Éditorialiste Invitée
Guest Editorialist

The demise of many community newspapers has been in the news, most shut down by large corporations. We are very fortunate in the Pontiac to have two long-standing independent community papers: our “small but far-reaching” Pontiac Journal and the Equity.

Lynne Lavery
Éditorialiste Invitée
Guest Editorialist

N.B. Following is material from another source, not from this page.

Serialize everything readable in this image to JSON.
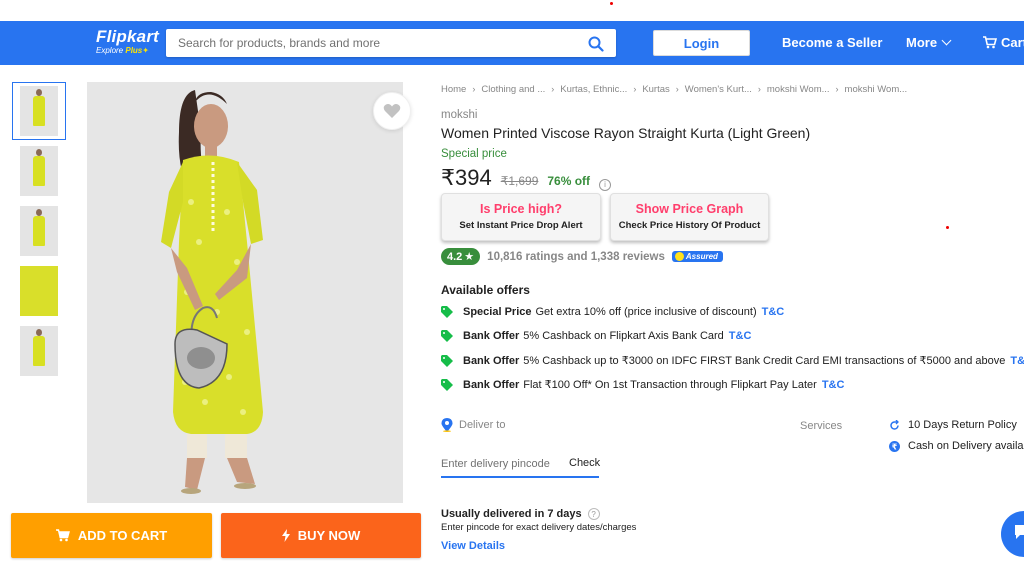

The demise of many community newspapers has been in the news, most shut down by large corporations. We are very fortunate in the Pontiac to have two long-standing independent community papers: our “small but far-reaching” Pontiac Journal and the Equity.
However, that doesn’t mean it’s easy keeping everything going…increased costs and the competition from social media are only two of the challenges that we face. The biggest challenge is the clear fact that our federal and provincial representatives don’t seem to get why community newspapers are so important for the health of our communities and our democracy.
According to News Media Canada, which represents daily and weeklies newspapers, recent research indicates that almost three-quarters of Canadians consider newspapers to be the most appropriate media for their governments to inform them about programs and services, especially in smaller markets (under 1000,000 population). Besides this research, the Commissioner of Official Languages has released a report confirming that between 2006 and 2015, annual federal advertising spending decreased from nearly $2 million to $430,000 for community newspapers, and $730,000 to $200,000 for community radio, which equates to a total loss to communities of more than $20 million over 10 years.
Where is that money going? The feds and Quebec have decided that print media is a “non-viable model” and they now spend their advertising money with Google and Facebook.  Let me ask: how many of you have heard of government programs while you’re online checking your emails or Facebook? Should we have to “search” for information, or should the government have the obligation to inform us? 
Oh, but wait, you say….there’s talk of government help for print media: both feds and the province have plans for us. However, again, our governments prove they just don’t understand, because their plan is give newspapers (large and small, no matter what their market is) money to go digital.  
This approach may work in urban areas, where everyone is hyper-connected, but the Pontiac, like most rural communities has a different reality. It’s a reality where we don’t even have complete internet or cell phone coverage.  Where Bell Canada won’t consider putting up a tower in Pontiac Ouest for at least another 18 months — and then the low population density here may continue to make it “un-viable” for the profit-based company. 
Newspapers don’t want or need handouts.  Given recent studies and reports, we ask the powers-that-be to read those reports and recommendations, and realize a one-size-fits-all approach does not work, here. We, your local newspapers, are reaching our community, thanks to the businesses who support us through their advertising; it would be good to have the support of our governments to keep our communities informed and our democracy alive.
See page 27 for more on this topic.